Requirement:
Whenever a line of the material contains the string "value", it should be copied.

☆ ☆ ☆ ☆ ☆

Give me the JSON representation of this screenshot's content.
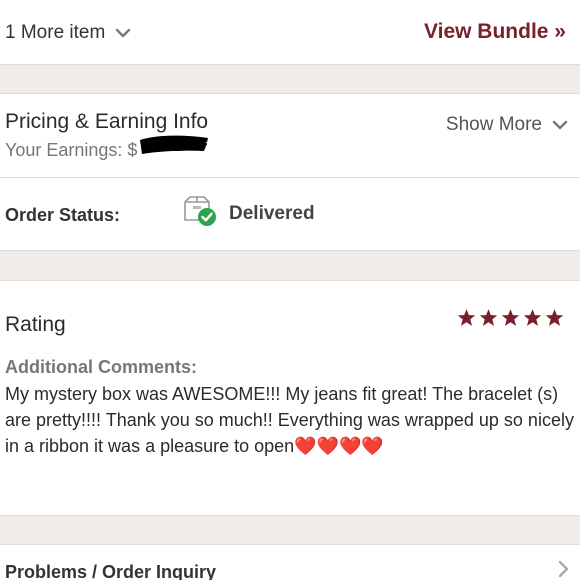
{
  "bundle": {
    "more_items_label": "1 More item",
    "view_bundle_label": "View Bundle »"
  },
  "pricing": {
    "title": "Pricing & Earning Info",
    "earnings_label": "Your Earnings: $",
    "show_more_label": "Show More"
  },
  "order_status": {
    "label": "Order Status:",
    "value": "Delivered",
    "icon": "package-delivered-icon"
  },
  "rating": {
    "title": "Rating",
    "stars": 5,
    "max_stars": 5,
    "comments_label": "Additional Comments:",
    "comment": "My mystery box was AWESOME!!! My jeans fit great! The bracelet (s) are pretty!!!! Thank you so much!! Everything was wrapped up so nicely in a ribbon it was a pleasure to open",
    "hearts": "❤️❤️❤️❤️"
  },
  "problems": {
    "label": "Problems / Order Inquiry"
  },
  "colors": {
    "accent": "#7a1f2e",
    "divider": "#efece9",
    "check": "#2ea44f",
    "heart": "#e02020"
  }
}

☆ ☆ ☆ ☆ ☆

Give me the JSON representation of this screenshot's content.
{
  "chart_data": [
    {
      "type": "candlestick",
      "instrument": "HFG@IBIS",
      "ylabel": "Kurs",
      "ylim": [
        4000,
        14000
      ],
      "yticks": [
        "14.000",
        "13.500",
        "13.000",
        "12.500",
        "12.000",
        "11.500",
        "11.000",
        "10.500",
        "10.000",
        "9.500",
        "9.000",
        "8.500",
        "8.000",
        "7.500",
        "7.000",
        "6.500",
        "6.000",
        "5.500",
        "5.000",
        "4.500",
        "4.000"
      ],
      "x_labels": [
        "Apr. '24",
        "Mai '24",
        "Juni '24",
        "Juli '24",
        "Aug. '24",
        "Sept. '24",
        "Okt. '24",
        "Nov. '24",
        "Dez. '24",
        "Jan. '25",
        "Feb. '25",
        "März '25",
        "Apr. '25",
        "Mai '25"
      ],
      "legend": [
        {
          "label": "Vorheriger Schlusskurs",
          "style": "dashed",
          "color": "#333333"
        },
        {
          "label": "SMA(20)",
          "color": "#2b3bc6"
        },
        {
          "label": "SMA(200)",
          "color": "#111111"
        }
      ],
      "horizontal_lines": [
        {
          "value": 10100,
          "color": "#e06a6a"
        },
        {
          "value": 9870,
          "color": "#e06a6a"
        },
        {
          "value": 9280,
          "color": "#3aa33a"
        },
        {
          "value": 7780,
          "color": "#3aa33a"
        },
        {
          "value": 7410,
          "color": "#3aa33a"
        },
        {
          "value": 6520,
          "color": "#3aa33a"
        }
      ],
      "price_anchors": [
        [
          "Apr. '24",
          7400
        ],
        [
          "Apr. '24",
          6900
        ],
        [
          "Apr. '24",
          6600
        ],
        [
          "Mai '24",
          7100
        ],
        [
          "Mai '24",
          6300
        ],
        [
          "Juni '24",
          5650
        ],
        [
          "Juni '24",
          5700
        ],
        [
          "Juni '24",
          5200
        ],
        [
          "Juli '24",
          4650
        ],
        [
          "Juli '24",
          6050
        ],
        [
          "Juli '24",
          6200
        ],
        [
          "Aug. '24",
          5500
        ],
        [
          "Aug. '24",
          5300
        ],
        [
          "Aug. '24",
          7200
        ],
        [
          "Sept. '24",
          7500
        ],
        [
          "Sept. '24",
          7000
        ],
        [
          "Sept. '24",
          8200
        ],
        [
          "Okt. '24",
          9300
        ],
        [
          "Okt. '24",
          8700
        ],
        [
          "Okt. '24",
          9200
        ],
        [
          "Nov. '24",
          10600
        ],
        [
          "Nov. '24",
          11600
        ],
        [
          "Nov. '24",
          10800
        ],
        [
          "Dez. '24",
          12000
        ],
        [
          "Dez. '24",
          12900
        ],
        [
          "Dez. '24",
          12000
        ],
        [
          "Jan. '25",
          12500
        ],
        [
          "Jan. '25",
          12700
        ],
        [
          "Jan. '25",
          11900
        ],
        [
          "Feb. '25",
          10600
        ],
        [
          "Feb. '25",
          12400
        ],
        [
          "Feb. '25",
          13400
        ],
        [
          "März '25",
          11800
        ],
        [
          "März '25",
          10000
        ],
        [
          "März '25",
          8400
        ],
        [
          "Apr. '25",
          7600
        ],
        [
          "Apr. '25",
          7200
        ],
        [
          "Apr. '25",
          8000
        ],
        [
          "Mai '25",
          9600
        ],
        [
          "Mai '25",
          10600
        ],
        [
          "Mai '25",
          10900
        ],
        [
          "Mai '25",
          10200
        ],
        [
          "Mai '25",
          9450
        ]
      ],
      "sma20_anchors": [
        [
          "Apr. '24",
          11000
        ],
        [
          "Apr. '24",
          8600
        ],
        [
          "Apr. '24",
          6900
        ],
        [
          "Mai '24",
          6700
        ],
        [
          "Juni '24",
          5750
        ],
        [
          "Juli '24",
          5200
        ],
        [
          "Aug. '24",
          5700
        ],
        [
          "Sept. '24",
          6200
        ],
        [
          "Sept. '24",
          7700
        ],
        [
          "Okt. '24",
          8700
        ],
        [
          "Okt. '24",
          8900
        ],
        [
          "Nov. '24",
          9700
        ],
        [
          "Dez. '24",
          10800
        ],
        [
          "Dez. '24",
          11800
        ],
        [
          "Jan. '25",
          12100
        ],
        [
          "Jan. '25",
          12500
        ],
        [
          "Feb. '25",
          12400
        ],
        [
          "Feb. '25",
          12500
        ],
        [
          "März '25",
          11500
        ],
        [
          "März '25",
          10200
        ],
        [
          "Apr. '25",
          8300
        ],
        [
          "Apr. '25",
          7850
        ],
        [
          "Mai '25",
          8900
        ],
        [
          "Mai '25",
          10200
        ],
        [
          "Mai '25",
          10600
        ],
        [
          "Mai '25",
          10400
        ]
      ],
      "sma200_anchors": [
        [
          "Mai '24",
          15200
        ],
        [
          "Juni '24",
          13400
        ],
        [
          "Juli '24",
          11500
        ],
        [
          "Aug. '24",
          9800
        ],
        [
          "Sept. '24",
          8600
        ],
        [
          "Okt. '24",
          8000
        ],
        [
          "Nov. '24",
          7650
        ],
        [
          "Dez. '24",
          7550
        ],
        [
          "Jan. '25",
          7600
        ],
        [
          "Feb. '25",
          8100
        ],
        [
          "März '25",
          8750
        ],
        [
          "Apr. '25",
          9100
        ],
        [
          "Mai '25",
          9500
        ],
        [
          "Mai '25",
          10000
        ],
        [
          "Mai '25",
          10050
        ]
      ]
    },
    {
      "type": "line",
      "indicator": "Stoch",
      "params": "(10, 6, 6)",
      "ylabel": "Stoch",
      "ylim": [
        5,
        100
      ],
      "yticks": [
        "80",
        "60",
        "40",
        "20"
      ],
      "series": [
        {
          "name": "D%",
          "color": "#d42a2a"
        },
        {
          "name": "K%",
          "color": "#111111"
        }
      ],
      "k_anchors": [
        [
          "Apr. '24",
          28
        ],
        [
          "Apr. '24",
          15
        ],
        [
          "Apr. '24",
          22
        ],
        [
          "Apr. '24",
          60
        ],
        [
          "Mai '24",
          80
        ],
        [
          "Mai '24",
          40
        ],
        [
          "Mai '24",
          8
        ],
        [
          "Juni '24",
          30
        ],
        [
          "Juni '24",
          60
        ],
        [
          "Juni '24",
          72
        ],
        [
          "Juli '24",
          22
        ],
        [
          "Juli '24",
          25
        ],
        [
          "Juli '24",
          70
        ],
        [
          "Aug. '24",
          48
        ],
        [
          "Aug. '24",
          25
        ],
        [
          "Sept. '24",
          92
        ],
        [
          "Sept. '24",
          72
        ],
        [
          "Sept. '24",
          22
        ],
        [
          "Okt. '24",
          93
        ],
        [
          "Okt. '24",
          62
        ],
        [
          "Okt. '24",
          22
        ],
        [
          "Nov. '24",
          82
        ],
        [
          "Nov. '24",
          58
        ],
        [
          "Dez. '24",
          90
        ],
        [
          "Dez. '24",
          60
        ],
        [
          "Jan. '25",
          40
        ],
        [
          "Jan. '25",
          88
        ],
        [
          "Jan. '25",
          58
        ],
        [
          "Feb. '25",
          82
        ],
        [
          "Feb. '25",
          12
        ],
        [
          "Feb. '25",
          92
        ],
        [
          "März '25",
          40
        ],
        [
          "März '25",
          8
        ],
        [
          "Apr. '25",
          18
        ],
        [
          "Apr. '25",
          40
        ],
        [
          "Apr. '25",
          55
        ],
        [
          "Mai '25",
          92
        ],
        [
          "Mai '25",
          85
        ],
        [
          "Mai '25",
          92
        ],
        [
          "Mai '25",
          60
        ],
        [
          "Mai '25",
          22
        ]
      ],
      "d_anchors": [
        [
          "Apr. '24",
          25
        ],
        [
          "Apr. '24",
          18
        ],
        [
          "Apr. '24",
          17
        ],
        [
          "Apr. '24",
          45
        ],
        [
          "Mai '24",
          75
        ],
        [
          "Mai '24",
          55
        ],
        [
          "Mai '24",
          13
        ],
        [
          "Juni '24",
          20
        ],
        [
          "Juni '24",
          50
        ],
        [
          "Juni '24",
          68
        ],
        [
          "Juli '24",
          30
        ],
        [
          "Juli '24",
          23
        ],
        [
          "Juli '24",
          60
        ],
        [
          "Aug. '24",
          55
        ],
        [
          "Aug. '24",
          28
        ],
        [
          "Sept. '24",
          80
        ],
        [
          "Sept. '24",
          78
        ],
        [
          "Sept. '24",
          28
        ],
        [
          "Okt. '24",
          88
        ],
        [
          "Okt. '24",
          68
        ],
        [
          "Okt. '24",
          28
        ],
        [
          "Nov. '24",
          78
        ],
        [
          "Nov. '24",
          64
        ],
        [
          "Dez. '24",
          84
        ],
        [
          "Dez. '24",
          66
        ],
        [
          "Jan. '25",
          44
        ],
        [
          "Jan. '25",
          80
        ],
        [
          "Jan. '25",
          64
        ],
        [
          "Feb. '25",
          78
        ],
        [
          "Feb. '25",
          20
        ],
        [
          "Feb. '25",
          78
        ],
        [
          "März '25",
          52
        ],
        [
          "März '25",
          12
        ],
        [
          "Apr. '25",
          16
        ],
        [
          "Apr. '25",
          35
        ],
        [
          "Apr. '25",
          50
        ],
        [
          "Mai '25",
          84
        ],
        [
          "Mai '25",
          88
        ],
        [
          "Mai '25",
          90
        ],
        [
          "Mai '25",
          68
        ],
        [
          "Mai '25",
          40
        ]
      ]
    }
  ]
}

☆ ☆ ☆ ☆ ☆

Answer section:
    "value": "Delivered",
          "value": 10100,
          "value": 9870,
          "value": 9280,
          "value": 7780,
          "value": 7410,
          "value": 6520,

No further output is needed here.